When Bill Samuels, Jr. was a younger man, he dreamed of being an architect. But as some point during his college education he began to turn his focus to the sky. He moved into the aerospace program and began a career working on fusel nozzles. Unfortunately for Bill (but fortunately for the safety of his superiors) his aerospace career was cut short after a small mishap in the R + D lab which projected a fusel nozzle through the ceiling of his floor, the floor above him, and into the C-level’s offices…
Luckily, no one was injured, but Bill was in a position where he now needed a new job, so doing what most of us would do…he called his father.

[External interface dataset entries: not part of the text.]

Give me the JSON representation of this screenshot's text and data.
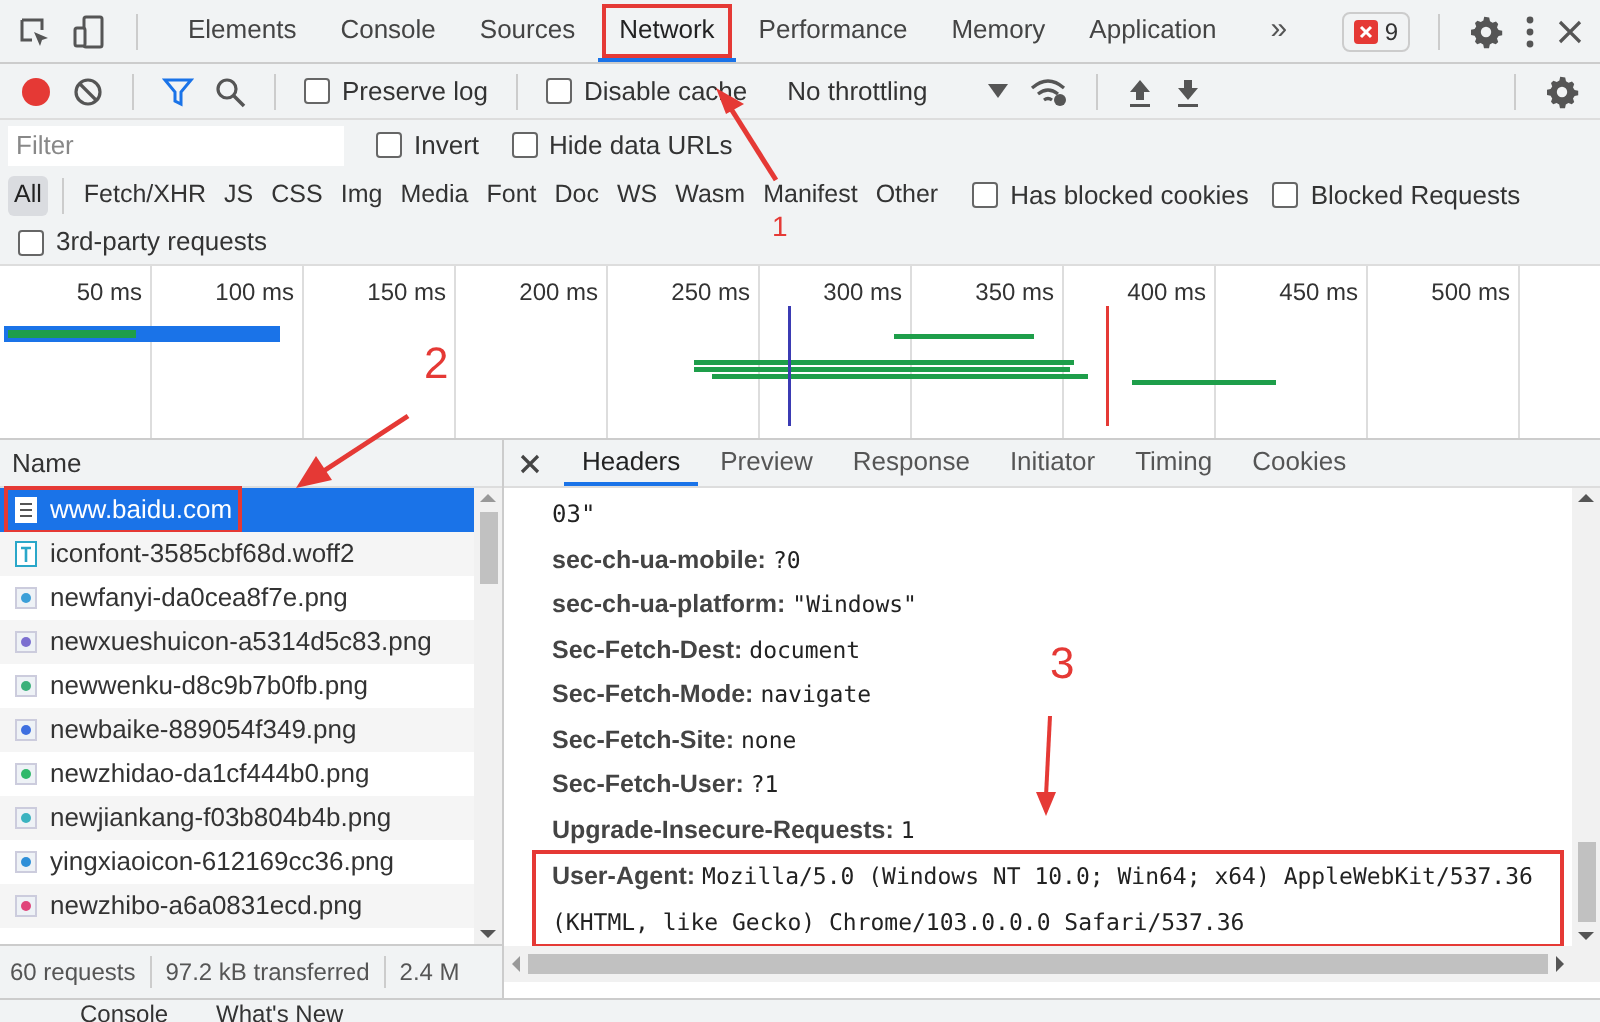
{
  "devtools_tabs": [
    {
      "label": "Elements",
      "selected": false,
      "highlighted": false
    },
    {
      "label": "Console",
      "selected": false,
      "highlighted": false
    },
    {
      "label": "Sources",
      "selected": false,
      "highlighted": false
    },
    {
      "label": "Network",
      "selected": true,
      "highlighted": true
    },
    {
      "label": "Performance",
      "selected": false,
      "highlighted": false
    },
    {
      "label": "Memory",
      "selected": false,
      "highlighted": false
    },
    {
      "label": "Application",
      "selected": false,
      "highlighted": false
    }
  ],
  "more_tabs": "»",
  "error_count": "9",
  "toolbar": {
    "recording": true,
    "filter_active": true,
    "options": [
      {
        "label": "Preserve log",
        "checked": false
      },
      {
        "label": "Disable cache",
        "checked": false
      }
    ],
    "throttling": "No throttling"
  },
  "filter": {
    "placeholder": "Filter",
    "options": [
      {
        "label": "Invert",
        "checked": false
      },
      {
        "label": "Hide data URLs",
        "checked": false
      }
    ]
  },
  "type_filters": [
    {
      "label": "All",
      "selected": true
    },
    {
      "label": "Fetch/XHR",
      "selected": false
    },
    {
      "label": "JS",
      "selected": false
    },
    {
      "label": "CSS",
      "selected": false
    },
    {
      "label": "Img",
      "selected": false
    },
    {
      "label": "Media",
      "selected": false
    },
    {
      "label": "Font",
      "selected": false
    },
    {
      "label": "Doc",
      "selected": false
    },
    {
      "label": "WS",
      "selected": false
    },
    {
      "label": "Wasm",
      "selected": false
    },
    {
      "label": "Manifest",
      "selected": false
    },
    {
      "label": "Other",
      "selected": false
    }
  ],
  "blocking_options": [
    {
      "label": "Has blocked cookies",
      "checked": false
    },
    {
      "label": "Blocked Requests",
      "checked": false
    }
  ],
  "third_party": {
    "label": "3rd-party requests",
    "checked": false
  },
  "timeline": {
    "ticks": [
      "50 ms",
      "100 ms",
      "150 ms",
      "200 ms",
      "250 ms",
      "300 ms",
      "350 ms",
      "400 ms",
      "450 ms",
      "500 ms"
    ]
  },
  "requests": {
    "column": "Name",
    "rows": [
      {
        "name": "www.baidu.com",
        "kind": "document",
        "selected": true,
        "highlighted": true
      },
      {
        "name": "iconfont-3585cbf68d.woff2",
        "kind": "font",
        "selected": false,
        "highlighted": false
      },
      {
        "name": "newfanyi-da0cea8f7e.png",
        "kind": "image",
        "color": "#3b9fd8",
        "selected": false,
        "highlighted": false
      },
      {
        "name": "newxueshuicon-a5314d5c83.png",
        "kind": "image",
        "color": "#7b6fd0",
        "selected": false,
        "highlighted": false
      },
      {
        "name": "newwenku-d8c9b7b0fb.png",
        "kind": "image",
        "color": "#3bb07a",
        "selected": false,
        "highlighted": false
      },
      {
        "name": "newbaike-889054f349.png",
        "kind": "image",
        "color": "#3d6fe0",
        "selected": false,
        "highlighted": false
      },
      {
        "name": "newzhidao-da1cf444b0.png",
        "kind": "image",
        "color": "#2fb86a",
        "selected": false,
        "highlighted": false
      },
      {
        "name": "newjiankang-f03b804b4b.png",
        "kind": "image",
        "color": "#3ab3c0",
        "selected": false,
        "highlighted": false
      },
      {
        "name": "yingxiaoicon-612169cc36.png",
        "kind": "image",
        "color": "#2e8fd8",
        "selected": false,
        "highlighted": false
      },
      {
        "name": "newzhibo-a6a0831ecd.png",
        "kind": "image",
        "color": "#e0457a",
        "selected": false,
        "highlighted": false
      }
    ]
  },
  "status_bar": [
    "60 requests",
    "97.2 kB transferred",
    "2.4 M"
  ],
  "detail_tabs": [
    {
      "label": "Headers",
      "selected": true
    },
    {
      "label": "Preview",
      "selected": false
    },
    {
      "label": "Response",
      "selected": false
    },
    {
      "label": "Initiator",
      "selected": false
    },
    {
      "label": "Timing",
      "selected": false
    },
    {
      "label": "Cookies",
      "selected": false
    }
  ],
  "headers": [
    {
      "kind": "continuation",
      "value": "03\""
    },
    {
      "kind": "header",
      "name": "sec-ch-ua-mobile:",
      "value": "?0",
      "highlighted": false
    },
    {
      "kind": "header",
      "name": "sec-ch-ua-platform:",
      "value": "\"Windows\"",
      "highlighted": false
    },
    {
      "kind": "header",
      "name": "Sec-Fetch-Dest:",
      "value": "document",
      "highlighted": false
    },
    {
      "kind": "header",
      "name": "Sec-Fetch-Mode:",
      "value": "navigate",
      "highlighted": false
    },
    {
      "kind": "header",
      "name": "Sec-Fetch-Site:",
      "value": "none",
      "highlighted": false
    },
    {
      "kind": "header",
      "name": "Sec-Fetch-User:",
      "value": "?1",
      "highlighted": false
    },
    {
      "kind": "header",
      "name": "Upgrade-Insecure-Requests:",
      "value": "1",
      "highlighted": false
    },
    {
      "kind": "header",
      "name": "User-Agent:",
      "value": "Mozilla/5.0 (Windows NT 10.0; Win64; x64) AppleWebKit/537.36 (KHTML, like Gecko) Chrome/103.0.0.0 Safari/537.36",
      "highlighted": true
    }
  ],
  "drawer_tabs": [
    "Console",
    "What's New"
  ],
  "annotations": [
    "1",
    "2",
    "3"
  ]
}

Bill suggested that he join his father and take his “hobby” to the next level.
Bill Senior (a sceptical man) asked his son, “Well, what can you do?”
To which Bill Jr. replied, “Well, I can make rocket fusel nozzles.”

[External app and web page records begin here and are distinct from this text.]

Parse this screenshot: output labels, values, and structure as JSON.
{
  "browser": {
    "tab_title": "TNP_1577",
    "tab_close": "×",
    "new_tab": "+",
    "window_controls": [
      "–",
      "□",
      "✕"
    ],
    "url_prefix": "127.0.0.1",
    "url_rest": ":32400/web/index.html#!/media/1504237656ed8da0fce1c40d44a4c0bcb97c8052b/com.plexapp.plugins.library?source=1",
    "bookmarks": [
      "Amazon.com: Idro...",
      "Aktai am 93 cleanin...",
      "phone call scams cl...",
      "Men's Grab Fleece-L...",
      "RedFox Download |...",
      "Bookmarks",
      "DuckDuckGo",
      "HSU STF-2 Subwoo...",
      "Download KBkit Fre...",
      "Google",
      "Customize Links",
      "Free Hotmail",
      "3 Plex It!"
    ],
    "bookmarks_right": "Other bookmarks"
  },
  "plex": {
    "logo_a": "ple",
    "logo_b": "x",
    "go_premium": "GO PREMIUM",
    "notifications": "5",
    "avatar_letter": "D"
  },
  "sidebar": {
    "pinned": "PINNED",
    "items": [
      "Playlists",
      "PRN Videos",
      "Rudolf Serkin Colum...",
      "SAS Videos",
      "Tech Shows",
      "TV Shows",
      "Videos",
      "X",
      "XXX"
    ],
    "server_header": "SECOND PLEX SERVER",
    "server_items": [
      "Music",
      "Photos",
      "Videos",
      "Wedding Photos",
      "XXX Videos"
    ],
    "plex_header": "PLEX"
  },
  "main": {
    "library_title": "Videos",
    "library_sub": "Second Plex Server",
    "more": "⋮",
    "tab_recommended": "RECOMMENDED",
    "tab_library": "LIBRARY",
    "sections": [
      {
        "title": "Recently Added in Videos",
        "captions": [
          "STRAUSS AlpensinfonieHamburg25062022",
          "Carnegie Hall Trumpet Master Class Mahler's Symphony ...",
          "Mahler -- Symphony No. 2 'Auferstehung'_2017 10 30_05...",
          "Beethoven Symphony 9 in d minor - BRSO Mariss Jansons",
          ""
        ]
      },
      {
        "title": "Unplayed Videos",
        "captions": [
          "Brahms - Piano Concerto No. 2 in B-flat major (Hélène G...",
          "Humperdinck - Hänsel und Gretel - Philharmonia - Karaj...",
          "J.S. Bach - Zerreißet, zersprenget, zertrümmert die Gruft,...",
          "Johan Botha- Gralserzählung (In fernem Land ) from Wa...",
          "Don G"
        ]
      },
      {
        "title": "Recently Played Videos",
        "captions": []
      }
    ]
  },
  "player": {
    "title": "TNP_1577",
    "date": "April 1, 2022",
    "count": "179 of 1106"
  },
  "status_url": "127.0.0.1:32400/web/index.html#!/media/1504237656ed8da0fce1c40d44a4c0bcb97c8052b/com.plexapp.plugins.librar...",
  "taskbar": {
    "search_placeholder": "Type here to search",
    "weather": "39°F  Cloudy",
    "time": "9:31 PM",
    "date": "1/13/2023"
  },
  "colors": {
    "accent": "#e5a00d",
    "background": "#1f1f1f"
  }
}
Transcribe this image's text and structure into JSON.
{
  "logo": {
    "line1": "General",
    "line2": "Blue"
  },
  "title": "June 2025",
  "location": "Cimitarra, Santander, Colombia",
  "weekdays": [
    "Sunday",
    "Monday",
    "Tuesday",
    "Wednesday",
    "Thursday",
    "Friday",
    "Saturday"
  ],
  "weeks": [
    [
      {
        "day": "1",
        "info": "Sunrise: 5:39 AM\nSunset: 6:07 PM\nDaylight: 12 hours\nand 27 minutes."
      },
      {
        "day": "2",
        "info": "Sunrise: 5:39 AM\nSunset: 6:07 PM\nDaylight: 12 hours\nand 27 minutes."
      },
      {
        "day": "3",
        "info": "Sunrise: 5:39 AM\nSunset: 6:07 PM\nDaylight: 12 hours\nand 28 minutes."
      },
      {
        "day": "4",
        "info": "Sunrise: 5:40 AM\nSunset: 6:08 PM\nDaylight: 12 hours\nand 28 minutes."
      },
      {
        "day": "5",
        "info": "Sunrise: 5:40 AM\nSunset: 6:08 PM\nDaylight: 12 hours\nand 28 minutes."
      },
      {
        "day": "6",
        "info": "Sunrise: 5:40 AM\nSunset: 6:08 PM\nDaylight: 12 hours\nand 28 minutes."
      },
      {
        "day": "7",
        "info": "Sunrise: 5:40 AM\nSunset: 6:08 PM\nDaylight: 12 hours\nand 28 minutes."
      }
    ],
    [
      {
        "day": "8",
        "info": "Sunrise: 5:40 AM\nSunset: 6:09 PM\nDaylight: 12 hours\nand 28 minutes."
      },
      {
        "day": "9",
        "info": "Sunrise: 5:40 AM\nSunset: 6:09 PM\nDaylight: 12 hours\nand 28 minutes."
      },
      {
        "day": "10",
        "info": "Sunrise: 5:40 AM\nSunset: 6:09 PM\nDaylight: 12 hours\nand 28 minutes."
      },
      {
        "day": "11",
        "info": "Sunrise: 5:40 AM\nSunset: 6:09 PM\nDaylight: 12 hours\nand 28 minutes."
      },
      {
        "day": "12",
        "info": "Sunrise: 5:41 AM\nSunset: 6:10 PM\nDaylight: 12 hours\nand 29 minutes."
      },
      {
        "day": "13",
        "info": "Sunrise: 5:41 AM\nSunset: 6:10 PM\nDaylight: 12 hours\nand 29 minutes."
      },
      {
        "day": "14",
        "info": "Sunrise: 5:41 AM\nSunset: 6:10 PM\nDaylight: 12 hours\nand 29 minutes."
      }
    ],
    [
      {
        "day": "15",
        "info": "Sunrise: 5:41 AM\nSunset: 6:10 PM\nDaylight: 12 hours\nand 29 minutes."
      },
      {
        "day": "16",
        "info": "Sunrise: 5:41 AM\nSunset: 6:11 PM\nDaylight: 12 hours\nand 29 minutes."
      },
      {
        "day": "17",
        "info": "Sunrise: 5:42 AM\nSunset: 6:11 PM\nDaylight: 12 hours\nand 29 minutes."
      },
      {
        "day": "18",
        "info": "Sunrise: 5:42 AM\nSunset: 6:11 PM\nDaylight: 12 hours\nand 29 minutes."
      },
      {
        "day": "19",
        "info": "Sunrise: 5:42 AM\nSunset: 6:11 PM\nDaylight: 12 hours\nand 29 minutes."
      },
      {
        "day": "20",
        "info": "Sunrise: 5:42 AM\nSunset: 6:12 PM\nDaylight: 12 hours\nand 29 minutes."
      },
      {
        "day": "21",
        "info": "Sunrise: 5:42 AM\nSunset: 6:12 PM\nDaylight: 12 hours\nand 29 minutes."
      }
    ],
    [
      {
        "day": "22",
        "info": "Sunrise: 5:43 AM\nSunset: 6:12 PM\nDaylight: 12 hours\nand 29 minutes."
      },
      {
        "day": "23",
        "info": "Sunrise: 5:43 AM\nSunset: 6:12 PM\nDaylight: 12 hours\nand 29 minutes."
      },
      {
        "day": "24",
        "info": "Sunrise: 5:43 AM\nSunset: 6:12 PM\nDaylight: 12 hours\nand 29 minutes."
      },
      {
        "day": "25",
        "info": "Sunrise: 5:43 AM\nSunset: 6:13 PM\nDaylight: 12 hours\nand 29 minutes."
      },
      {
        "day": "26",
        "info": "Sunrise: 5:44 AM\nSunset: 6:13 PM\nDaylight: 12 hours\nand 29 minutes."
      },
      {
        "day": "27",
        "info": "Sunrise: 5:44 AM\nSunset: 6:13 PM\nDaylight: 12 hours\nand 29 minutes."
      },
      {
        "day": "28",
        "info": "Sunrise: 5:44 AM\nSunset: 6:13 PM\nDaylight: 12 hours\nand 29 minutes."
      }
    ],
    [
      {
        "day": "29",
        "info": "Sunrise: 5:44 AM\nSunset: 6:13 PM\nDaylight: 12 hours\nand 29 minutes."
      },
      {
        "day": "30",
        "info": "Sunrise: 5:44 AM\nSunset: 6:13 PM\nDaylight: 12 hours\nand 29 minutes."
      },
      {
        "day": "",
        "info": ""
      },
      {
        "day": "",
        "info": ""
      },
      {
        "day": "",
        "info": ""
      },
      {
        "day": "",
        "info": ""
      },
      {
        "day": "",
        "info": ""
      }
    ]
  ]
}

“Well, we don’t make rocket nozzles…we make whiskey”, said President of Maker’s Mark Bill Samuels, Sr.
Luckily for Bill Jr., his father agreed to take him on in a business development role. Unfortunately, Bill Jr. had no experience in sales. After five years of little traction, Bill Sr. suggested that they contract the services of a marketing agency to help teach Bill Jr. how to do his job better. Unfortunately, for the account manager from the agency, Bill Sr. hated advertising

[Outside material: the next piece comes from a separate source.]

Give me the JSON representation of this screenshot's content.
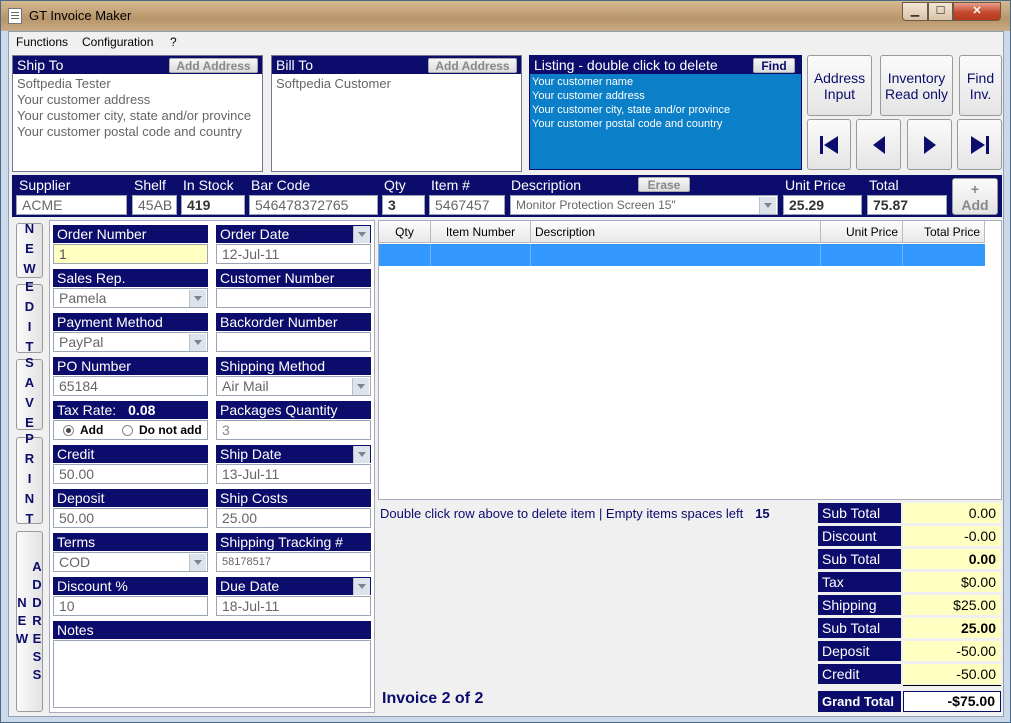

And so began seven years of monthly visits and presentations from ad agencies that were rejected time after time.
One day, the account manager for Maker’s Mark had an awakening: he needed to stop making suggestions and recommendations and start asking the right questions. The result: buy-in from Bill Sr. and a strong relationship between the agency and the client spanning over 40 years, which has resulted in exponential growth of Maker’s Mark.
Having an open relationship with your vendors and partners is crucial to success. On the flip side, an agency must take responsibility to be more than just an order taker. Having a deeper knowledge of the inner workings of the company can only be achieved by asking the right questions. It has to go deeper than “Who is the target market?” and “What is your budget?” Understanding the personality of a brand, the corporate culture, and the strengths, weaknesses, and opportunities of that brand, is a vital first step for agencies that want to rocket their clients to the next level… and achieve out-of-this-world results.